While all parents and children slip into the occasional pas de deux, when protecting your parent’s feelings takes precedence over your own preferences and good sense, it’s time to stop the music. Here’s how:
First, know you’re dancing. The beat of the childhood cha-cha is guilt, fear, or shame, rather than your own beliefs, wishes, needs, or sense and sensibilities.
Know the dancers. Tell yourself it’s the frightened, possessive little child in your parent that’s dancing with the insecure, guilt-ridden little child in you.
It’s bedtime for babes. Reach out to the mature adult in each of you. Alleviate then bypass your parent’s “childish” fears by standing your ground with empathy.
“I know my decision to go it alone scares you, mom. You’re afraid for me. But in addition to you, I have a terrific and close group of friends. If I need you, I’ll let you know.
“I like my job, dad. But when you run-it-down, it makes me feel worthless. I don’t believe that’s the way you really feel about me.”
“I know that you think a ‘lady’ shouldn’t travel alone. I respect you, but I’ve formed different opinion. I’ll call you when I get back.”
While these new responses may stop the music, brace yourself for some rough riffs. Old tunes waft on. It will take time and maintaining your ground before the grown-up in your parent emerges (or gives up). Accept the fact that you can’t satisfy the child in your parent by sacrificing your adulthood.
Ah, but when old songs end, new ones begin. Liberating songs of self-discovery and growth — songs that will allow you to march forward to the beat of your own drummer.
Take the Quiz

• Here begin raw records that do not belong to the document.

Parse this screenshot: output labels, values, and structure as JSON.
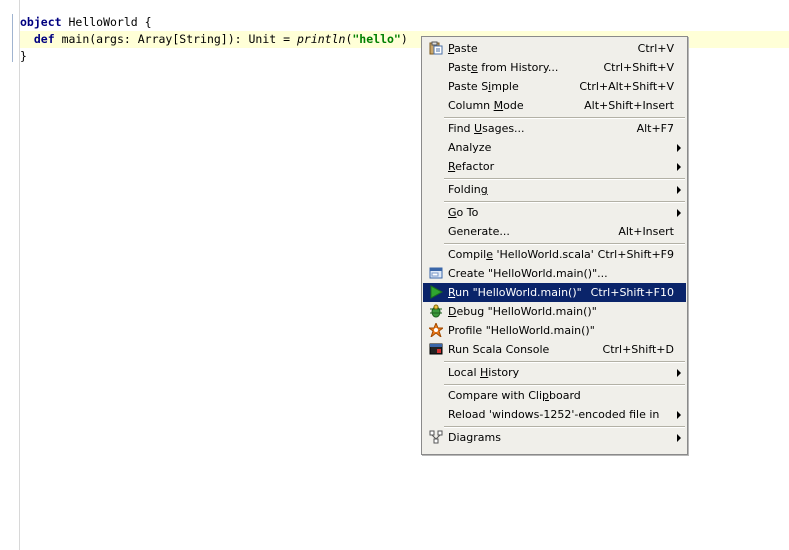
{
  "editor": {
    "lines": [
      {
        "parts": [
          {
            "t": "object",
            "c": "kw"
          },
          {
            "t": " HelloWorld {",
            "c": ""
          }
        ]
      },
      {
        "parts": [
          {
            "t": "  ",
            "c": ""
          },
          {
            "t": "def",
            "c": "kw"
          },
          {
            "t": " main(args: Array[String]): Unit = ",
            "c": ""
          },
          {
            "t": "println",
            "c": "it"
          },
          {
            "t": "(",
            "c": ""
          },
          {
            "t": "\"hello\"",
            "c": "str"
          },
          {
            "t": ")",
            "c": ""
          }
        ]
      },
      {
        "parts": [
          {
            "t": "}",
            "c": ""
          }
        ]
      }
    ]
  },
  "context_menu": {
    "groups": [
      [
        {
          "label": "Paste",
          "u": 0,
          "shortcut": "Ctrl+V",
          "icon": "paste-icon",
          "submenu": false
        },
        {
          "label": "Paste from History...",
          "u": 4,
          "shortcut": "Ctrl+Shift+V",
          "icon": "",
          "submenu": false
        },
        {
          "label": "Paste Simple",
          "u": 7,
          "shortcut": "Ctrl+Alt+Shift+V",
          "icon": "",
          "submenu": false
        },
        {
          "label": "Column Mode",
          "u": 7,
          "shortcut": "Alt+Shift+Insert",
          "icon": "",
          "submenu": false
        }
      ],
      [
        {
          "label": "Find Usages...",
          "u": 5,
          "shortcut": "Alt+F7",
          "icon": "",
          "submenu": false
        },
        {
          "label": "Analyze",
          "u": -1,
          "shortcut": "",
          "icon": "",
          "submenu": true
        },
        {
          "label": "Refactor",
          "u": 0,
          "shortcut": "",
          "icon": "",
          "submenu": true
        }
      ],
      [
        {
          "label": "Folding",
          "u": 6,
          "shortcut": "",
          "icon": "",
          "submenu": true
        }
      ],
      [
        {
          "label": "Go To",
          "u": 0,
          "shortcut": "",
          "icon": "",
          "submenu": true
        },
        {
          "label": "Generate...",
          "u": -1,
          "shortcut": "Alt+Insert",
          "icon": "",
          "submenu": false
        }
      ],
      [
        {
          "label": "Compile 'HelloWorld.scala'",
          "u": 6,
          "shortcut": "Ctrl+Shift+F9",
          "icon": "",
          "submenu": false
        },
        {
          "label": "Create  \"HelloWorld.main()\"...",
          "u": -1,
          "shortcut": "",
          "icon": "create-config-icon",
          "submenu": false
        },
        {
          "label": "Run \"HelloWorld.main()\"",
          "u": 0,
          "shortcut": "Ctrl+Shift+F10",
          "icon": "run-icon",
          "submenu": false,
          "highlighted": true
        },
        {
          "label": "Debug \"HelloWorld.main()\"",
          "u": 0,
          "shortcut": "",
          "icon": "debug-icon",
          "submenu": false
        },
        {
          "label": "Profile \"HelloWorld.main()\"",
          "u": -1,
          "shortcut": "",
          "icon": "profile-icon",
          "submenu": false
        },
        {
          "label": "Run Scala Console",
          "u": -1,
          "shortcut": "Ctrl+Shift+D",
          "icon": "scala-console-icon",
          "submenu": false
        }
      ],
      [
        {
          "label": "Local History",
          "u": 6,
          "shortcut": "",
          "icon": "",
          "submenu": true
        }
      ],
      [
        {
          "label": "Compare with Clipboard",
          "u": 16,
          "shortcut": "",
          "icon": "",
          "submenu": false
        },
        {
          "label": "Reload 'windows-1252'-encoded file in",
          "u": -1,
          "shortcut": "",
          "icon": "",
          "submenu": true
        }
      ],
      [
        {
          "label": "Diagrams",
          "u": -1,
          "shortcut": "",
          "icon": "diagrams-icon",
          "submenu": true
        }
      ]
    ]
  },
  "colors": {
    "highlight": "#0a246a",
    "current_line": "#ffffd7",
    "keyword": "#000080",
    "string": "#008000"
  }
}
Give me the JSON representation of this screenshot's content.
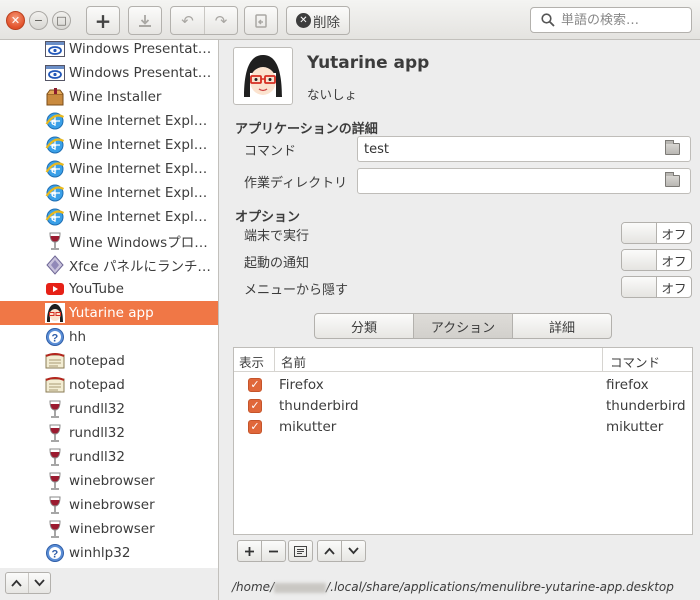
{
  "toolbar": {
    "add_label": "+",
    "undo_label": "↶",
    "redo_label": "↷",
    "delete_label": "削除",
    "search_placeholder": "単語の検索…"
  },
  "sidebar": {
    "items": [
      {
        "label": "Windows Presentation Foundation",
        "icon": "wpf-icon"
      },
      {
        "label": "Windows Presentation Foundation",
        "icon": "wpf-icon"
      },
      {
        "label": "Wine Installer",
        "icon": "wine-installer-icon"
      },
      {
        "label": "Wine Internet Explorer",
        "icon": "ie-icon"
      },
      {
        "label": "Wine Internet Explorer",
        "icon": "ie-icon"
      },
      {
        "label": "Wine Internet Explorer",
        "icon": "ie-icon"
      },
      {
        "label": "Wine Internet Explorer",
        "icon": "ie-icon"
      },
      {
        "label": "Wine Internet Explorer",
        "icon": "ie-icon"
      },
      {
        "label": "Wine Windowsプログラムローダー",
        "icon": "wine-glass-icon"
      },
      {
        "label": "Xfce パネルにランチャーを追加",
        "icon": "xfce-icon"
      },
      {
        "label": "YouTube",
        "icon": "youtube-icon"
      },
      {
        "label": "Yutarine app",
        "icon": "avatar-icon",
        "selected": true
      },
      {
        "label": "hh",
        "icon": "help-icon"
      },
      {
        "label": "notepad",
        "icon": "notepad-icon"
      },
      {
        "label": "notepad",
        "icon": "notepad-icon"
      },
      {
        "label": "rundll32",
        "icon": "wine-glass-icon"
      },
      {
        "label": "rundll32",
        "icon": "wine-glass-icon"
      },
      {
        "label": "rundll32",
        "icon": "wine-glass-icon"
      },
      {
        "label": "winebrowser",
        "icon": "wine-glass-icon"
      },
      {
        "label": "winebrowser",
        "icon": "wine-glass-icon"
      },
      {
        "label": "winebrowser",
        "icon": "wine-glass-icon"
      },
      {
        "label": "winhlp32",
        "icon": "help-icon"
      }
    ]
  },
  "app": {
    "name": "Yutarine app",
    "comment": "ないしょ"
  },
  "details": {
    "section_title": "アプリケーションの詳細",
    "command_label": "コマンド",
    "command_value": "test",
    "workdir_label": "作業ディレクトリ",
    "workdir_value": ""
  },
  "options": {
    "section_title": "オプション",
    "items": [
      {
        "label": "端末で実行",
        "state": "オフ"
      },
      {
        "label": "起動の通知",
        "state": "オフ"
      },
      {
        "label": "メニューから隠す",
        "state": "オフ"
      }
    ]
  },
  "tabs": [
    {
      "label": "分類",
      "active": false
    },
    {
      "label": "アクション",
      "active": true
    },
    {
      "label": "詳細",
      "active": false
    }
  ],
  "actions_table": {
    "headers": {
      "show": "表示",
      "name": "名前",
      "command": "コマンド"
    },
    "rows": [
      {
        "checked": true,
        "name": "Firefox",
        "command": "firefox"
      },
      {
        "checked": true,
        "name": "thunderbird",
        "command": "thunderbird"
      },
      {
        "checked": true,
        "name": "mikutter",
        "command": "mikutter"
      }
    ]
  },
  "status": {
    "path_prefix": "/home/",
    "path_suffix": "/.local/share/applications/menulibre-yutarine-app.desktop"
  },
  "colors": {
    "accent": "#f07746",
    "checkbox": "#e0673a"
  }
}
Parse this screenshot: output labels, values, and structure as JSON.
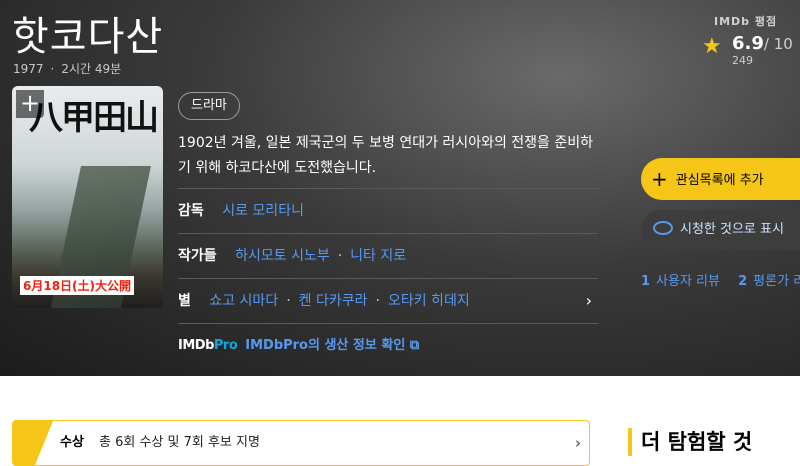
{
  "title": "핫코다산",
  "meta": {
    "year": "1977",
    "runtime": "2시간 49분"
  },
  "rating": {
    "label": "IMDb 평점",
    "score": "6.9",
    "out_of": "/ 10",
    "votes": "249"
  },
  "poster": {
    "title": "八甲田山",
    "date": "6月18日(土)大公開"
  },
  "genre": "드라마",
  "plot": "1902년 겨울, 일본 제국군의 두 보병 연대가 러시아와의 전쟁을 준비하기 위해 하코다산에 도전했습니다.",
  "director": {
    "label": "감독",
    "names": [
      "시로 모리타니"
    ]
  },
  "writers": {
    "label": "작가들",
    "names": [
      "하시모토 시노부",
      "니타 지로"
    ]
  },
  "stars": {
    "label": "별",
    "names": [
      "쇼고 시마다",
      "켄 다카쿠라",
      "오타키 히데지"
    ]
  },
  "pro": {
    "logo_a": "IMDb",
    "logo_b": "Pro",
    "text": "IMDbPro의 생산 정보 확인 ⧉"
  },
  "actions": {
    "watchlist": "관심목록에 추가",
    "seen": "시청한 것으로 표시"
  },
  "reviews": {
    "user_count": "1",
    "user_label": "사용자 리뷰",
    "critic_count": "2",
    "critic_label": "평론가 리뷰"
  },
  "awards": {
    "label": "수상",
    "text": "총 6회 수상 및 7회 후보 지명"
  },
  "explore": "더 탐험할 것",
  "colors": {
    "accent": "#f5c518",
    "link": "#5799ef",
    "hero_bg": "#2b2b2b"
  }
}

1) Were you an “overprotected” child often faced with either giving-in or rebelling?
2) As an adult, do you still live with your parents or very close by?
3) Do you find your contact with them is excessive, beyond what you would prefer?
4) Is your involvement with your parents intense, e.g., do you frequently heed their wishes and opinions, or forever run errands for each other?
5) Do you dismiss opportunities for greater independence, such as moving out, making long-distance travel plans, or seeking jobs elsewhere because you fear either leaving them or their reaction?
6) When you disagree with your folks do you feel anxious, guilty or try to keep your opinions and choices from them?
7) Do you avoid doing what you feel is best for you because you fear their disapproval?
8) Do you live by their rules and beliefs rather than your own?
If most of your answers are YES, it’s time to declare your independence.
Copyright © Marnie Macauley / 2017 Singular Communications, LLC
Advice guru Marnie Winston-Macauley — therapist, author, speaker — has been a radio, TV, and syndicated advice columnist and counselor for over 20 years. Witty, wise and totally irreverent with a self-professed loathing for psychobabble, she’s written over 20 books and calendars, along with hundreds of relationship columns and features for prominent publications. She has her MS degree from the Columbia University School of Social Work. In media, her work has garnered her Emmy and Writer’s Guild Best Writing nominations. She is widowed and now living single. For personal advice, you can also find Marnie Macauley on Liveperson.com, on Presto Experts or Thumbtack/Las Vegas. She invites you to join her on Facebook, Twitter, and LinkedIn.